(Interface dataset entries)
□ □ □ □

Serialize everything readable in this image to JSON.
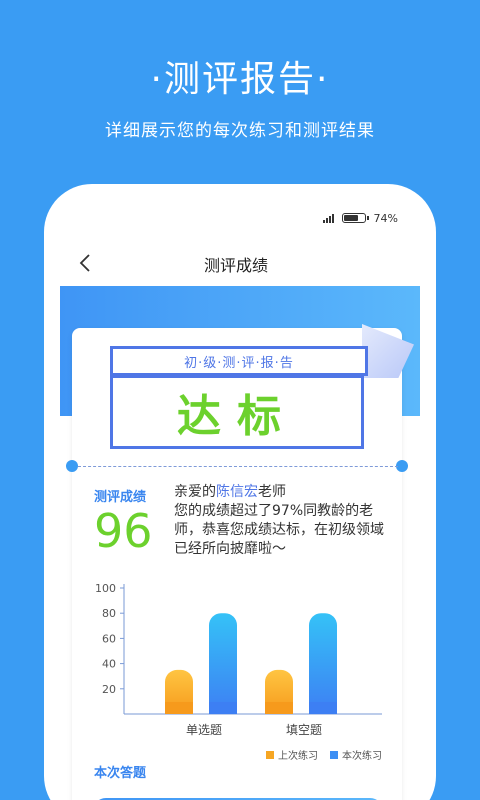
{
  "banner": {
    "title": "·测评报告·",
    "subtitle": "详细展示您的每次练习和测评结果"
  },
  "status_bar": {
    "battery_text": "74%",
    "battery_level": 0.74
  },
  "nav": {
    "title": "测评成绩",
    "back_icon": "chevron-left-icon"
  },
  "report": {
    "stamp_label": "初·级·测·评·报·告",
    "stamp_result": "达标",
    "score_label": "测评成绩",
    "score_value": "96",
    "message_prefix": "亲爱的",
    "teacher_name": "陈信宏",
    "message_suffix": "老师",
    "message_body": "您的成绩超过了97%同教龄的老师，恭喜您成绩达标，在初级领域已经所向披靡啦～"
  },
  "chart_data": {
    "type": "bar",
    "categories": [
      "单选题",
      "填空题"
    ],
    "series": [
      {
        "name": "上次练习",
        "values": [
          35,
          35
        ],
        "color": "#f6a623"
      },
      {
        "name": "本次练习",
        "values": [
          80,
          80
        ],
        "color": "#3d8ff4"
      }
    ],
    "yticks": [
      20,
      40,
      60,
      80,
      100
    ],
    "ylim": [
      0,
      100
    ],
    "legend_position": "bottom-right",
    "grid": false
  },
  "answers": {
    "section_title": "本次答题"
  },
  "colors": {
    "background": "#3a9cf3",
    "accent_blue": "#4f76e6",
    "pass_green": "#6cd12d",
    "last_practice": "#f6a623",
    "this_practice": "#3d8ff4"
  }
}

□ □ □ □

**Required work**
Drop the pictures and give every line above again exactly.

**Solution for this exercise**
Serialize everything readable in this image to JSON.
{
  "banner": {
    "title": "·测评报告·",
    "subtitle": "详细展示您的每次练习和测评结果"
  },
  "status_bar": {
    "battery_text": "74%",
    "battery_level": 0.74
  },
  "nav": {
    "title": "测评成绩",
    "back_icon": "chevron-left-icon"
  },
  "report": {
    "stamp_label": "初·级·测·评·报·告",
    "stamp_result": "达标",
    "score_label": "测评成绩",
    "score_value": "96",
    "message_prefix": "亲爱的",
    "teacher_name": "陈信宏",
    "message_suffix": "老师",
    "message_body": "您的成绩超过了97%同教龄的老师，恭喜您成绩达标，在初级领域已经所向披靡啦～"
  },
  "chart_data": {
    "type": "bar",
    "categories": [
      "单选题",
      "填空题"
    ],
    "series": [
      {
        "name": "上次练习",
        "values": [
          35,
          35
        ],
        "color": "#f6a623"
      },
      {
        "name": "本次练习",
        "values": [
          80,
          80
        ],
        "color": "#3d8ff4"
      }
    ],
    "yticks": [
      20,
      40,
      60,
      80,
      100
    ],
    "ylim": [
      0,
      100
    ],
    "legend_position": "bottom-right",
    "grid": false
  },
  "answers": {
    "section_title": "本次答题"
  },
  "colors": {
    "background": "#3a9cf3",
    "accent_blue": "#4f76e6",
    "pass_green": "#6cd12d",
    "last_practice": "#f6a623",
    "this_practice": "#3d8ff4"
  }
}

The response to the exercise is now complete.